Consumer confidence in the UK’s general economic situation has improved in January, up three points on this time last year to -26, new figures released today reveal.
According to the GfK/NOP Consumer Confidence Index, consumer appetite for making major purchases also grew over January, as the index showed a four point improvement to -22, its second highest level in over two years.
Such positive results are in line with the CBI’s findings earlier this month that UK retail sales beat expectations, noted analyst firm Capital Economics though it warned that last week’s disappointing GDP numbers left sentiment fragile.
Capital Economics’ UK Economist Martin Beck said: “Talk of a “triple-dip” recession following last week’s disappointing GDP numbers means sentiment could start to approach the lows seen in recent years.
“Just as confidence appeared to react positively to news in October last year that the economy had grown in the third quarter, it may fall back following Q4’s bad news.
“And, given the poor starting point, if fears of a “triple-dip” materialise, it would not be surprising if confidence approached the depths reached in the 2008/09 recession.”
GfK/NOP’s index also revealed that consumer confidence in personal finances has taken a hit post-Christmas with the index measuring changes in personal finances during the last 12 months decreasing two points on the same period last year.
The forecast for the coming 12 months has remained the same this month at -7, two points higher than this time last year though Nick Moon, Managing Director of Social Research at GfK, said that despite “a definite note of optimism”, the figures may be cause for concern.
Moon commented: “It’s worth noting that people’s views of their own financial situation aren’t as optimistic… and this suggests it is too soon to say if more positive views on the general economy mark the start of sustained rise in the Index.
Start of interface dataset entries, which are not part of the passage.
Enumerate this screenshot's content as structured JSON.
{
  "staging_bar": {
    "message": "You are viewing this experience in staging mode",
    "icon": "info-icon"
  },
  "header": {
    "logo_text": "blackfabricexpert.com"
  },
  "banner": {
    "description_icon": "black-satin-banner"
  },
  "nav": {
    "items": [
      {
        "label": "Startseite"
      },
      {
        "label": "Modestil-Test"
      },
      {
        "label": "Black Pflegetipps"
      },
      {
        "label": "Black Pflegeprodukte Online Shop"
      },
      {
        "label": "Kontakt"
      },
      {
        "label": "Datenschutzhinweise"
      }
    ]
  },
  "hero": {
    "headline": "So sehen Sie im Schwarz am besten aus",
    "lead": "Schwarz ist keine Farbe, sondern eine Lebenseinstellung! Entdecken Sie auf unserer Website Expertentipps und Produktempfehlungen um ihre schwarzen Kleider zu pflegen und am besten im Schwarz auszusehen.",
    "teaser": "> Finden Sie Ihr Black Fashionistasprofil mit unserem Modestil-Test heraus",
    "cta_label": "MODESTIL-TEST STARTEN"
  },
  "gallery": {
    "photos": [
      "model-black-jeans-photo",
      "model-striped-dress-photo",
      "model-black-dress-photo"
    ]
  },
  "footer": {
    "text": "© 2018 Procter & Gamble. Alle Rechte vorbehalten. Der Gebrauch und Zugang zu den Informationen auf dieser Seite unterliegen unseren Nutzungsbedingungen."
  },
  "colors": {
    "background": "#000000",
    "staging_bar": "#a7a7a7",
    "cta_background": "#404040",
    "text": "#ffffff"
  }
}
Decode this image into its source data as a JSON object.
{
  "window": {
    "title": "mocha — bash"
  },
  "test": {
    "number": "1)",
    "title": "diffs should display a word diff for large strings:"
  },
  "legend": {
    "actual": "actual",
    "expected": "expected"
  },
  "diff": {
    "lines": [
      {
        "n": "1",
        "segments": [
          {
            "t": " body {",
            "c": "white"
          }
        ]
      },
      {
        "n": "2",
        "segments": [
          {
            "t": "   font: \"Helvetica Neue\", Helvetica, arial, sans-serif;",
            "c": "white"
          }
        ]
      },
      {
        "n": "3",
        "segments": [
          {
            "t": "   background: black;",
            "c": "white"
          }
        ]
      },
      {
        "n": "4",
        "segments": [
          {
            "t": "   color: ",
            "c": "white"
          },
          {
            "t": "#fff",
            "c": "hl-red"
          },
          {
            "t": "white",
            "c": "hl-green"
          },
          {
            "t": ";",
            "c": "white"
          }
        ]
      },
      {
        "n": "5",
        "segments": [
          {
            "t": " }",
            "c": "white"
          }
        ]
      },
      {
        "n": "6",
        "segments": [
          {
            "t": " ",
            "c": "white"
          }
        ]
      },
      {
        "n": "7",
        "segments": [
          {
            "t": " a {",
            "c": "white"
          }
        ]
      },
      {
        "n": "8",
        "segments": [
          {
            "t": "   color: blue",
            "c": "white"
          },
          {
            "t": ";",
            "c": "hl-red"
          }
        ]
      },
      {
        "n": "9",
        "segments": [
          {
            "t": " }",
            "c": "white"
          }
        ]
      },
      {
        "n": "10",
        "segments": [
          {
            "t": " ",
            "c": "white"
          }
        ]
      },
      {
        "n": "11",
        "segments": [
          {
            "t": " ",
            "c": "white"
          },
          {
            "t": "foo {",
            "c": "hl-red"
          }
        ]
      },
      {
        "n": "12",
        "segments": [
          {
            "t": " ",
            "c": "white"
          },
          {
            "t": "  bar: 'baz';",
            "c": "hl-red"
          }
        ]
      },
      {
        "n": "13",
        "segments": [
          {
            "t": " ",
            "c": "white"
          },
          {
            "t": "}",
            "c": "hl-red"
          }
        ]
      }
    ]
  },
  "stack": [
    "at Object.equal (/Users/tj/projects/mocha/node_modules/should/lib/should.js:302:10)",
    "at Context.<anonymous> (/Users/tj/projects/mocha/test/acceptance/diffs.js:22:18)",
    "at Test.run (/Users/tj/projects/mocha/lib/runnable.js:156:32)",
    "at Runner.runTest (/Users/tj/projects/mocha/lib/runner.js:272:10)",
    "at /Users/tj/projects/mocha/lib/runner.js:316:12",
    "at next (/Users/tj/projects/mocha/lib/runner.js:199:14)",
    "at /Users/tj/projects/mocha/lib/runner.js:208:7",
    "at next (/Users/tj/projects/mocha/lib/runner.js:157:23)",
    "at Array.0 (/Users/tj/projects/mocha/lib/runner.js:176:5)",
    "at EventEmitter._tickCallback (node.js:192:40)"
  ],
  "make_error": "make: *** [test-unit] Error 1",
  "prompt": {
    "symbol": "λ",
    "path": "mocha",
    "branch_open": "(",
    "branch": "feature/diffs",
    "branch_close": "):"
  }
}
“Indeed, the continuing gloom from the high street and the talk of triple-dip recession makes that seem somewhat unlikely, but a rise in two months out of the last three is an encouraging sign.”